TRY IT — Would you please restate all of the data exactly?

※ ※ ※

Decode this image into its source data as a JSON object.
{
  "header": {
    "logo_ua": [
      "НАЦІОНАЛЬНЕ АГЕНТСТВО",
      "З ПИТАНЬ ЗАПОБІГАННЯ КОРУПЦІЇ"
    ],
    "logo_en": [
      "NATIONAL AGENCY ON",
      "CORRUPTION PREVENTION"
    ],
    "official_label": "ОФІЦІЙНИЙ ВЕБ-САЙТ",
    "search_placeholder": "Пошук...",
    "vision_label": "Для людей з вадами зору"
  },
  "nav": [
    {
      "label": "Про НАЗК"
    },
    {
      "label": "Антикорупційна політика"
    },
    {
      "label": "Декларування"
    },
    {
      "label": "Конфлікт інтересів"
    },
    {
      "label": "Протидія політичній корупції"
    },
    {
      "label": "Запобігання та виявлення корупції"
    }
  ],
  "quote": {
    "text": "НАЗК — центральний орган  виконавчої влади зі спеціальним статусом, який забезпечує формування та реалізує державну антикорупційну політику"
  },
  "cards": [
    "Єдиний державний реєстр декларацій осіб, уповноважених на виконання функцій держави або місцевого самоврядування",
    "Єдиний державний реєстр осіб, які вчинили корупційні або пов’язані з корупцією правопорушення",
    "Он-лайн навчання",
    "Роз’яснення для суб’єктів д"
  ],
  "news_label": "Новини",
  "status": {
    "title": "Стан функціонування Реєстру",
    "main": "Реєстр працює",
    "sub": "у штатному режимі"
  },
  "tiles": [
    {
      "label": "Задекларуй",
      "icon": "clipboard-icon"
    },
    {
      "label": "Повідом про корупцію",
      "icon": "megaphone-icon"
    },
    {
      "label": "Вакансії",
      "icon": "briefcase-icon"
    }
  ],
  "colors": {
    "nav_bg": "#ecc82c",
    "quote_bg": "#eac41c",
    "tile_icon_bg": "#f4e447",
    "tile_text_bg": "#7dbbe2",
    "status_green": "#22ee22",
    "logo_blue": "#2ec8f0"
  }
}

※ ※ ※

SOLUTION BELOW —
Decode this image into its source data as a JSON object.
{
  "header": {
    "logo_ua": [
      "НАЦІОНАЛЬНЕ АГЕНТСТВО",
      "З ПИТАНЬ ЗАПОБІГАННЯ КОРУПЦІЇ"
    ],
    "logo_en": [
      "NATIONAL AGENCY ON",
      "CORRUPTION PREVENTION"
    ],
    "official_label": "ОФІЦІЙНИЙ ВЕБ-САЙТ",
    "search_placeholder": "Пошук...",
    "vision_label": "Для людей з вадами зору"
  },
  "nav": [
    {
      "label": "Про НАЗК"
    },
    {
      "label": "Антикорупційна політика"
    },
    {
      "label": "Декларування"
    },
    {
      "label": "Конфлікт інтересів"
    },
    {
      "label": "Протидія політичній корупції"
    },
    {
      "label": "Запобігання та виявлення корупції"
    }
  ],
  "quote": {
    "text": "НАЗК — центральний орган  виконавчої влади зі спеціальним статусом, який забезпечує формування та реалізує державну антикорупційну політику"
  },
  "cards": [
    "Єдиний державний реєстр декларацій осіб, уповноважених на виконання функцій держави або місцевого самоврядування",
    "Єдиний державний реєстр осіб, які вчинили корупційні або пов’язані з корупцією правопорушення",
    "Он-лайн навчання",
    "Роз’яснення для суб’єктів д"
  ],
  "news_label": "Новини",
  "status": {
    "title": "Стан функціонування Реєстру",
    "main": "Реєстр працює",
    "sub": "у штатному режимі"
  },
  "tiles": [
    {
      "label": "Задекларуй",
      "icon": "clipboard-icon"
    },
    {
      "label": "Повідом про корупцію",
      "icon": "megaphone-icon"
    },
    {
      "label": "Вакансії",
      "icon": "briefcase-icon"
    }
  ],
  "colors": {
    "nav_bg": "#ecc82c",
    "quote_bg": "#eac41c",
    "tile_icon_bg": "#f4e447",
    "tile_text_bg": "#7dbbe2",
    "status_green": "#22ee22",
    "logo_blue": "#2ec8f0"
  }
}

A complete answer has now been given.